The case with MNAC in Barcelona is similar. I hope regular readers of this blog already know what these four letters stand for, but in case your have forgotten, can you make a guess? Its current director is aware this is a tricky question, and that “Museu Nacional d’Art de Catalunya” might be not the first thing to come to mind. That’s why he proposed to change its name in order to make it attractive to the non-insiders. After a summer storm followed, he modulated his words, by saying that he was refereeing to the acronym MNAC, not the whole denomination, and by suggesting inserting the international magnet word “Barcelona” just in certain cases.
In my opinion, it is too early for this move. The MNAC should not to change its name, because it is not yet working as the national museum of art of Catalonia. It has all the resources to do it: a good collection, especially strong in the Romanesque, and a talented team working within its walls. But very few of their projects have had this international approach that the museum needs to work as national representative – some of the notable exceptions were “Romanesque Art and the Mediterranean. Catalonia, Toulouse and Pisa (1120 – 1180)” (February 29th to May 18th, 2008), and “Prague, Paris, Barcelona. Photographic Modernity from 1918 to 1948” (May 18th – September 12th, 2010).
How could this international message be defined? I got a first idea about it while visiting the Convent of St. Agnes of Bohemia, home of one of the Czech National Galleries in Prague.
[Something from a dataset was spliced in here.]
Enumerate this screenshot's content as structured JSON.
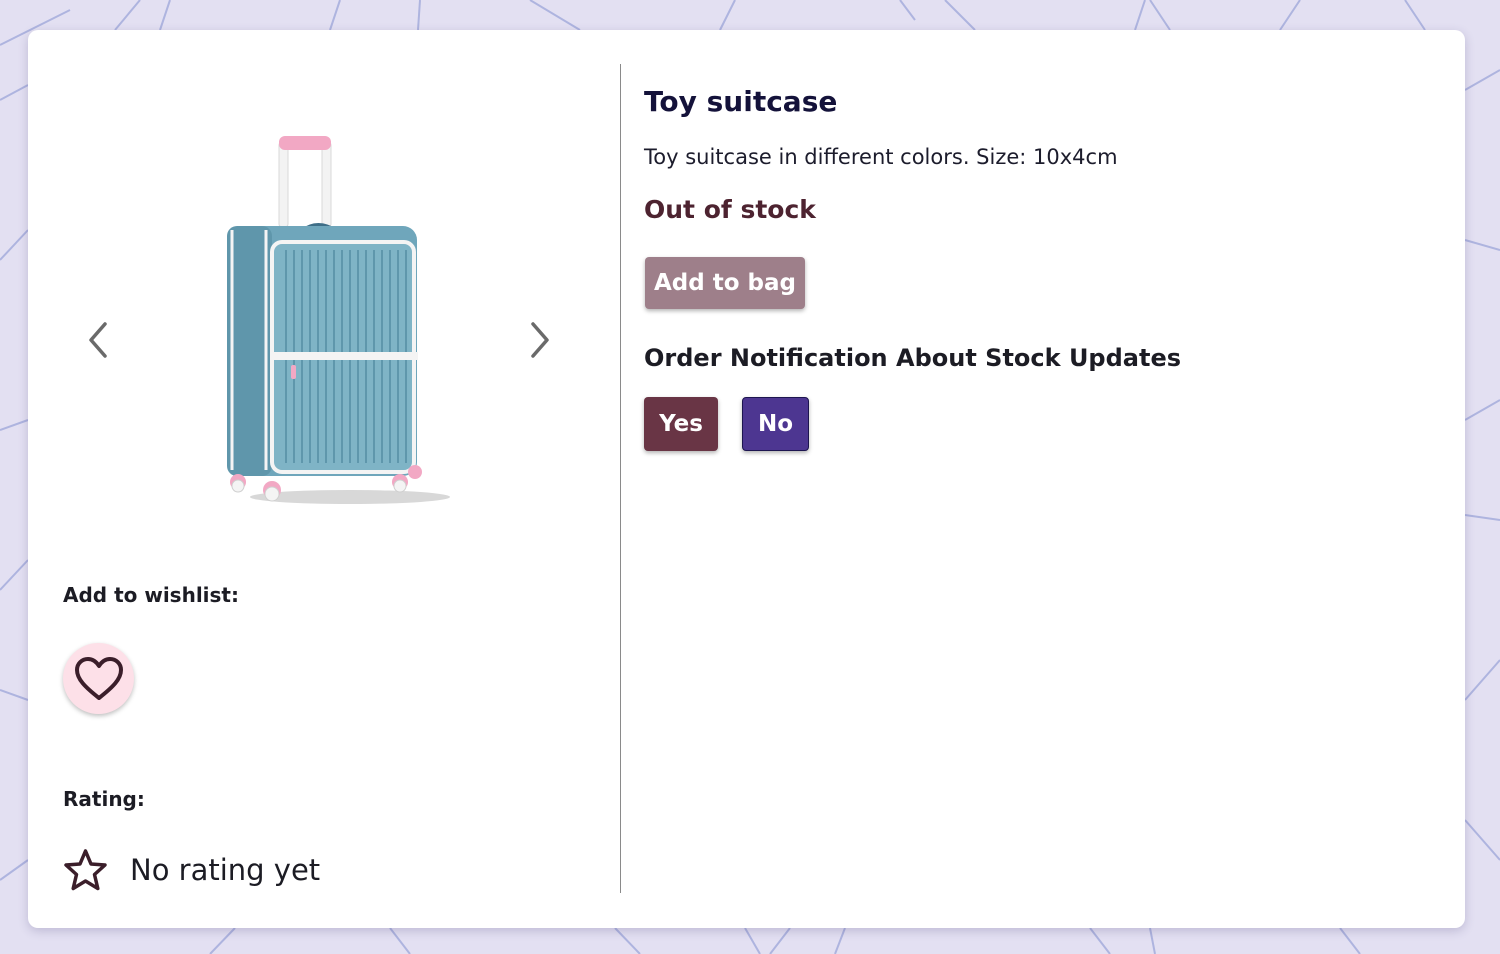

Its wonderful (and tourist-free) collection shows Bohemian medieval painting negotiating the French, Italian, German and Byzantine influences, to eventually give birth to something unique. In the same way, there is not a single work in the MNAC without a foreign connection. In the end, Czechs, Catalans, and many other peoples in the continent follow the same European pattern of incessant exchange. And this fact could give the basis for the MNAC’s place in the international stage: a case study of how one of these “minor” European cultures has been able to connect with its peers, both receiving huge influences and making some significant contributions.
In other words, the challenging bit of MNAC’s name is “Catalonia”, which might sound somehow enigmatic for foreigners. Using the museum collections as a tool for international dialogue could help filling the gap, while fulfilling part of MNAC’s mission. Once we all have achieved it, we could start thinking about exciting names.